3.2 Basics of Space summary Back to course
What can we say about space itself? • We have set the stage for what the basics of particles are. But what about where these membranes or strings live, the space itself? What have we learned in the context of string theory?
• One of the basic things about space is that you can take a measuring device like a ruler and measure it. So, is the notion of distance a well-defined concept?
• In Einstein’s theory, it is. You can measure the distance from one object to another. For example, if you have a circle and you want to measure its circumference, you can send a light around it and measure the time it takes to make a full circle.
• But in string theory, we have learned that length is not a duality invariant concept.
• Imagine two corresponding circles, one of radius R and the other of radius 1/R. When the first is big, the second is small, and vice versa. In string theory, there is a duality that maps the the theory of the first circle to that of the second circle. And so sending one kind of light around one circle (a winding state) will result in the same measurement as a different light (momentum state) on the second circle. The notion of distance is not an invariant concept.

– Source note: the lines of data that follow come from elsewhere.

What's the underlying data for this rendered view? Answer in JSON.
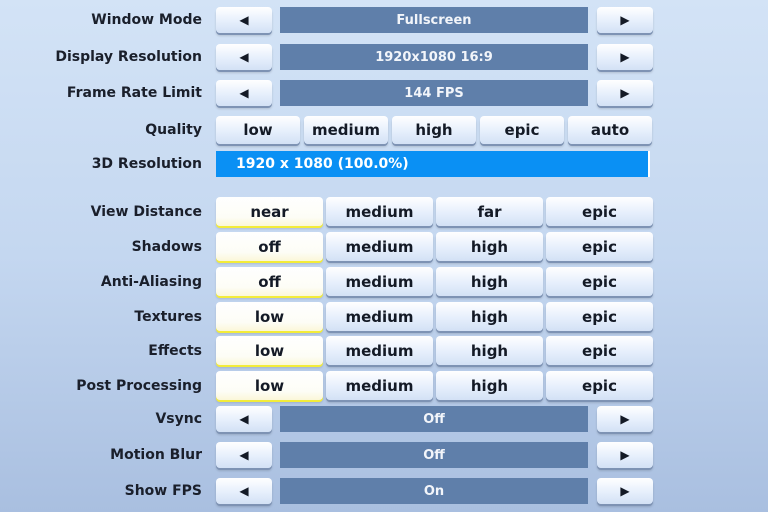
{
  "selectors_top": [
    {
      "id": "window-mode",
      "label": "Window Mode",
      "value": "Fullscreen"
    },
    {
      "id": "display-resolution",
      "label": "Display Resolution",
      "value": "1920x1080 16:9"
    },
    {
      "id": "frame-rate-limit",
      "label": "Frame Rate Limit",
      "value": "144 FPS"
    }
  ],
  "quality": {
    "label": "Quality",
    "options": [
      "low",
      "medium",
      "high",
      "epic",
      "auto"
    ]
  },
  "resolution_3d": {
    "label": "3D Resolution",
    "value": "1920 x 1080 (100.0%)",
    "percent": 100
  },
  "option_rows": [
    {
      "id": "view-distance",
      "label": "View Distance",
      "options": [
        "near",
        "medium",
        "far",
        "epic"
      ],
      "selected": 0
    },
    {
      "id": "shadows",
      "label": "Shadows",
      "options": [
        "off",
        "medium",
        "high",
        "epic"
      ],
      "selected": 0
    },
    {
      "id": "anti-aliasing",
      "label": "Anti-Aliasing",
      "options": [
        "off",
        "medium",
        "high",
        "epic"
      ],
      "selected": 0
    },
    {
      "id": "textures",
      "label": "Textures",
      "options": [
        "low",
        "medium",
        "high",
        "epic"
      ],
      "selected": 0
    },
    {
      "id": "effects",
      "label": "Effects",
      "options": [
        "low",
        "medium",
        "high",
        "epic"
      ],
      "selected": 0
    },
    {
      "id": "post-processing",
      "label": "Post Processing",
      "options": [
        "low",
        "medium",
        "high",
        "epic"
      ],
      "selected": 0
    }
  ],
  "selectors_bottom": [
    {
      "id": "vsync",
      "label": "Vsync",
      "value": "Off"
    },
    {
      "id": "motion-blur",
      "label": "Motion Blur",
      "value": "Off"
    },
    {
      "id": "show-fps",
      "label": "Show FPS",
      "value": "On"
    }
  ],
  "icons": {
    "left": "◀",
    "right": "▶"
  },
  "colors": {
    "accent": "#0a90f4",
    "value_bar": "#5f7faa",
    "selected_underline": "#f3ec3a"
  }
}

Is the topology of space an invariant concept? • Topology of space is a mathematical invariant of space, like how many holes or handles a space has. You can imagine a region of space shaped like a donut. This is called a torus. It has one hole, no matter how the region is distorted.
• So, one would assume that the concept of topology should be a duality invariant concept. But it turns out this is not the case. The same physical system in different frames can correspond to strings propagating on spaces with different topologies.
• Topology is not a duality frame invariant concept.

What do we know about the dimension of space? • First of all, in the context of string theory, we have learned that space and time cannot just be 3+1 dimensions. There are extra dimensions, very small and curled up.
• Imagine looking far away at a telephone wire. From your perspective this wire is one-dimensional. But to an ant crawling on the wire, there are three dimensions in which to travel. So in string theory we have learned that the dimension of spacetime must be greater than 3+1.
• Additionally, we have learned from string theory that the dimension itself is not invariant. By changing a parameter known as the coupling constant, an extra dimension in a ten-dimensional space can emerge, and the space appears eleven-dimensional.
• Distance, topology, and dimension are all no longer invariant concepts. We have to radically change the way we think about space and time.

Send this to a friend